During his time as chief creative officer for the U.N.'s Global Education Program a few years ago, Mark Wnek was moved by the number of disadvantaged, yet extraordinarily creative young people he met around the world.
"It struck me," he says. "This is a gigantic resource of talent that no one is touching."
So Wnek, an alum of Lowe, New York and Euro RSCG in the U.K., decided to create an agency – though he refers to it as an "army" -- dedicated to finding the brightest millennial and Gen Z talent from all backgrounds.
His New Breed Talent Army, based in New York, officially opened a month ago with a project from Airbnb aimed at getting people worldwide to live like locals in Sydney, Australia and stay at an Airbnb there. Wnek says Airbnb is an ideal client because it's "frictionless, modern and different."

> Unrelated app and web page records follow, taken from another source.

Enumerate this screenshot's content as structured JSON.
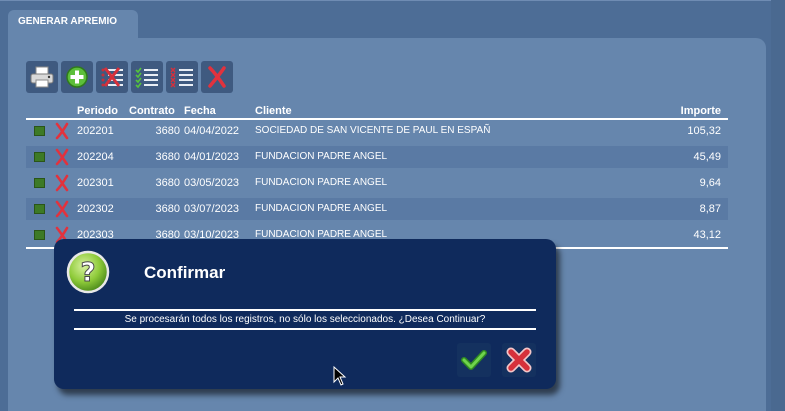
{
  "tab": {
    "label": "GENERAR APREMIO"
  },
  "toolbar": {
    "buttons": [
      {
        "icon": "printer-icon"
      },
      {
        "icon": "add-icon"
      },
      {
        "icon": "uncheck-list-icon"
      },
      {
        "icon": "check-all-icon"
      },
      {
        "icon": "list-icon"
      },
      {
        "icon": "delete-icon"
      }
    ]
  },
  "grid": {
    "headers": {
      "periodo": "Periodo",
      "contrato": "Contrato",
      "fecha": "Fecha",
      "cliente": "Cliente",
      "importe": "Importe"
    },
    "rows": [
      {
        "periodo": "202201",
        "contrato": "3680",
        "fecha": "04/04/2022",
        "cliente": "SOCIEDAD DE SAN VICENTE DE PAUL EN ESPAÑ",
        "importe": "105,32"
      },
      {
        "periodo": "202204",
        "contrato": "3680",
        "fecha": "04/01/2023",
        "cliente": "FUNDACION PADRE ANGEL",
        "importe": "45,49"
      },
      {
        "periodo": "202301",
        "contrato": "3680",
        "fecha": "03/05/2023",
        "cliente": "FUNDACION PADRE ANGEL",
        "importe": "9,64"
      },
      {
        "periodo": "202302",
        "contrato": "3680",
        "fecha": "03/07/2023",
        "cliente": "FUNDACION PADRE ANGEL",
        "importe": "8,87"
      },
      {
        "periodo": "202303",
        "contrato": "3680",
        "fecha": "03/10/2023",
        "cliente": "FUNDACION PADRE ANGEL",
        "importe": "43,12"
      }
    ]
  },
  "dialog": {
    "title": "Confirmar",
    "message": "Se procesarán todos los registros, no sólo los seleccionados. ¿Desea Continuar?",
    "icon": "question-icon",
    "accept_icon": "check-icon",
    "cancel_icon": "cancel-icon"
  },
  "colors": {
    "background": "#4a6a94",
    "panel": "#6686ad",
    "dialog": "#0f2a5c",
    "accept": "#49b33a",
    "cancel": "#d6303b"
  }
}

And project-based is the way he wants the New Breed Talent Army to remain. "No account management, no playing golf, none of that," he says.
Wnek launched the shop in partnership with artist and educator Mark T. Smith, who founded Breed Worldwide earlier this year. Breed develops bespoke creative and strategic training workshops for brands, agencies, media companies and more and Talent Army is its sibling.
Aside from Wnek and Smith, New Breed Talent Army currently has 50 millennials and Gen Z staffers, 65 percent of which are female. Wnek says he spent about 18 months identifying the people he wanted to become part of his team. Diversity is important, too. The team working on the Airbnb project includes all different background – African-Americans, Russians, Latin Americans and more.
The New Breed Talent Army has an office in New York, but Wnek says it's more of a place for people to throw their bags down and meet up in person once in awhile. He says no one will be forced to work in the office. "Nothing brilliant ever gets done in a cubicle," says Wnek.
Wnek and Smith are looking to open other hubs in London in Beijing by the end of the first quarter of 2018.
When it comes to salary, the New Breed Talent Army brings everyone in on retainer, and when a project comes in, whoever is on it receives an undisclosed and variable sum. The person whose work goes forward gets another sum and so on, says Wnek. He and Smith want to remain flexible and allow team members to work on any other freelance or personal projects.
"What we're building here is for NBTA to be their passion and when something is your passion, that's where you're always going to do your best work," says Wnek.
By the time the international offices open, Wnek says the agency will offer benefits to its team.
While there are 50 people in their "army" right now, Wnek and Smith plan to double that number by the end of the year through its soon-to-launch apprenticeship program.
Each staffer is tasked with finding someone with a disadvantaged background to bring on as an apprentice for one year. The apprentices will get paid during their 12 months of training. "It's literally sink or swim," says Wnek. "If they make it, they become one of us; if not, at least they got training."
The New Breed Talent Army has no financial backers, but Wnek says it is looking for sponsors to help bring its apprenticeship program to life.
"We are passionate about making everything we do 21st century and forward-facing rather than backward facing," says Wnek, adding that the team even thought long and hard about whether or not to have a website. Ultimately, they decided to create a site, mainly so that would-be NBTA-ers can check out the company for themselves.